Canadian Forestry Accreditation Board


about CFAB

elements of accreditation
accredited programs
academic standards

The Canadian Forestry Accreditation Board (CFAB) was established in 1989 by the then five provincial professional foresters/forest engineers associations and the Canadian Institute of Forestry (the member agencies) with the support of the Association of University Forestry Schools of Canada (AUFSC). Professional associations in Saskatchewan, Nova Scotia and Newfoundland and Labrador have since been formed and have joined the CFAB as member agencies.

The Board accredits Canadian forestry programs at the baccalaureate level and higher as a service to its member agencies. This process ensures that accredited programs meet or exceed common educational standards acceptable for professional forester certification in British Columbia, Alberta, Saskatchewan, Ontario, Quebec, New Brunswick, Nova Scotia, and Newfoundland and Labrador.

The Board applies the terms, conditions and requirements of its Policy Statement and the Academic Standards agreed to by the member agencies in the undertaking of its responsibility. Accreditation applies to an individual program that leads to a forestry-related degree. The CFAB does not accredit departments, faculties or universities, nor does it review programs outside Canada. At present, ten Baccalaureate level and two Master's level forestry programs in Canada enjoy accredited status.

Accreditation of a program is achieved through an on-site visit to the university faculty by a team of forestry professionals drawn from a range of disciplines and segments of the forestry sector. The visit is undertaken with the mutual consent of the faculty housing the program to be evaluated. The faculty contributes significantly to the process through the development of extensive documentation in advance of the visit and through the making of arrangements for the site visit team to meet with university officials, faculty members, undergraduates and graduates.

The academic curriculum is thoroughly reviewed. Learning facilities, physical plant, educational environment, faculty experience and qualifications, student/graduate skills and competencies, competency assessment procedures, and program stability and support within and outside the university are all considered during the visit. The findings of the site visit team are recorded in a report which is considered and deliberated by the Board leading to an accreditation decision.

Programs may be accredited for a maximum of six years. Accreditation for shorter periods may be granted if there are shortcomings against the requirements of the Accreditation Standards in the academic program or in other aspects of the educational environment. Accreditation may be rejected if critical academic shortcomings exist.

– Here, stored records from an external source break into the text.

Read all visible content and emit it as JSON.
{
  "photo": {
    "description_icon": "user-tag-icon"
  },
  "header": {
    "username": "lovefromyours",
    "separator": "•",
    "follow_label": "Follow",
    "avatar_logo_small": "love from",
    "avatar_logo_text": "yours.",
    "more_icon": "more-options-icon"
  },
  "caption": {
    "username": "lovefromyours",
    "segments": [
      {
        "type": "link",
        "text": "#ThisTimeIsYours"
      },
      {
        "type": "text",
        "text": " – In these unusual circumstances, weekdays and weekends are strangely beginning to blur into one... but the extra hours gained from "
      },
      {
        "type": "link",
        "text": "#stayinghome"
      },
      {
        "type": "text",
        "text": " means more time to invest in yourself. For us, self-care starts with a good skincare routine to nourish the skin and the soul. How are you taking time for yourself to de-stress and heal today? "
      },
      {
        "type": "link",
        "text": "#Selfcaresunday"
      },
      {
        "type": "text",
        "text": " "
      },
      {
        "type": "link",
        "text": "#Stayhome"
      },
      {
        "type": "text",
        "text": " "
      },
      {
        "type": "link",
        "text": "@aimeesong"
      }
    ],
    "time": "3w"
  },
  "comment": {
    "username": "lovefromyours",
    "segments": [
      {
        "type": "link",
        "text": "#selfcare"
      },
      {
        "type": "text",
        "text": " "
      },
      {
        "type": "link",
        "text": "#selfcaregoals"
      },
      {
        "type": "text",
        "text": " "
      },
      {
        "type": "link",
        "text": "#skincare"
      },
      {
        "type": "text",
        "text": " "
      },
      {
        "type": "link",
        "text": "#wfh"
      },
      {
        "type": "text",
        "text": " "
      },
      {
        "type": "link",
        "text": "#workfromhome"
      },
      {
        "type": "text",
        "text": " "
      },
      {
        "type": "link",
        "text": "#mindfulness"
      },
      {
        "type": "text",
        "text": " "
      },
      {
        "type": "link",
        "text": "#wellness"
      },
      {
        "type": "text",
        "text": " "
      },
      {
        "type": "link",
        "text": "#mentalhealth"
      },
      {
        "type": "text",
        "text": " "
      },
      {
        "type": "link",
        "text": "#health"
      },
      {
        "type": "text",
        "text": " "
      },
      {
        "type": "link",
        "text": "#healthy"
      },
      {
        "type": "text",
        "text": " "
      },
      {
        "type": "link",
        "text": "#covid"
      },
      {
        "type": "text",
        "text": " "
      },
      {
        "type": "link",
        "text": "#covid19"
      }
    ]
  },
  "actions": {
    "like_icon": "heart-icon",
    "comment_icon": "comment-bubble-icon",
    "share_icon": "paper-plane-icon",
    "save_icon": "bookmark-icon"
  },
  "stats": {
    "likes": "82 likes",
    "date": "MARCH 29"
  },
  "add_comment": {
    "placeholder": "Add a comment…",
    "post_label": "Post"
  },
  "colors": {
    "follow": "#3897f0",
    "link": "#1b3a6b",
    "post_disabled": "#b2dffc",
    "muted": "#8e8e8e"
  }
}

The Board publishes an announcement of each accreditation granted. It publishes also an annual report and a listing of the university forestry programs currently accredited in Canada under this national accreditation process. The Board is a member of the Canadian Federation of Professional Foresters Associations and of the Association of Accrediting Agencies of Canada.